Growing up, I was always fascinated by the idea that Otto Frank took it upon himself to publish his daughter’s diary. Of course, I was enough of a teenage narcissist to imagine any number of my relatives marching to a publishing house, loosely-bound denim notebook in hand, if something were to happen to me. But would I have honestly wanted that? Unfortunately (or fortunately), there’s no check box on the back of my driver’s license for this kind of thing like there is for organ donation—despite that my four volumes of childhood self-correspondence are sometimes akin to emotional arms and legs.
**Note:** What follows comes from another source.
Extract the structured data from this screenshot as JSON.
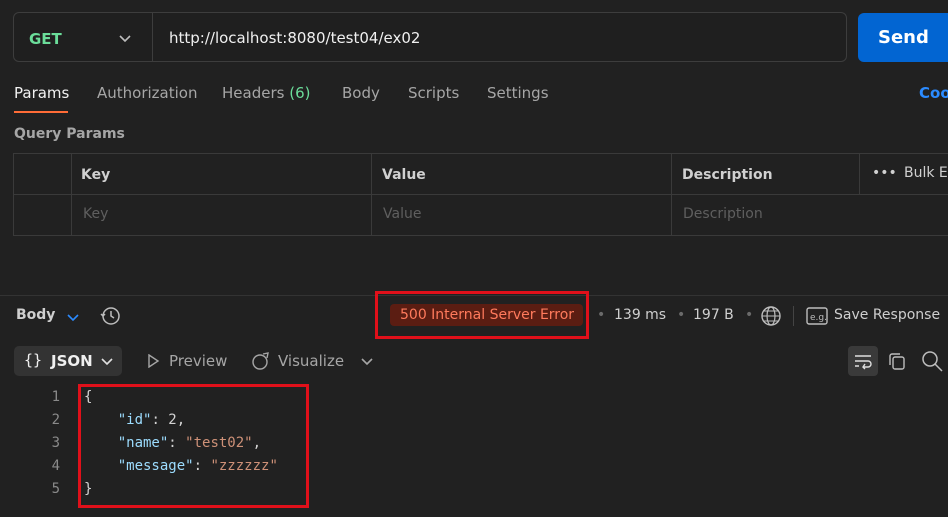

So how much of a say do we have over the public release of our letters and reflections after we die? For some people, the only writings at risk are Facebook messages, emails, and other online documents. But dealing with a deceased person’s digital records seems like a nebulous affair; my good friend Kate Tummarello at Communications Daily wrote a fascinating story on the subject. It’s a sticky business, and that’s why the recent release of Willa Cather’s letters (NPR) is something we should all be thinking about, especially now that post-mortem vulnerability isn’t limited to famous or affluent people.
I’m really torn on this issue—on the one hand, Cather was vehemently opposed (Jezebel) to her letters ever being available to the public eye; she wanted her readers to know her solely through her work. On the other hand, this article from The Guardian raises some interesting points:
Acknowledging in their preface that the publication “flagrantly” violates Cather’s intentions, [Cather scholars Andrew] Jewell and [Janis] Stout assert that “these lively, illuminating letters will do nothing to damage her reputation”, instead showing the author as “a complicated, funny, brilliant, flinty, sensitive, sometimes confounding human being”. Cather, Stout told the New York Times, “no longer belongs entirely to herself. She belongs to everyone.”to herself. She belongs to everyone.”
It leads me to wonder what our values are when it comes to understanding people better—should we poke and prod until we understand how thoroughly complicated someone once was? Or should we respect her innermost wishes, and limit ourselves to the persona she exuded merely through her life’s work and actions? Both approaches have different intentions and they yield different results. But it’s worth thinking about, and it’s worth considering why we (myself very much included) have such strong desires to read these people’s letters in the first place.
Addendum: In a follow-up blog post, I’ll relate this issue to that of privacy and the human genome, specifically with regard to the Henrietta Lacks case (The Scientist), which is making headlines in many publications including NOVA Next—a project I’m heavily involved in now at work. I think there’s a fair amount of crosstalk between these two situations, and of course I love an excuse to merge science and literature! Stay tuned.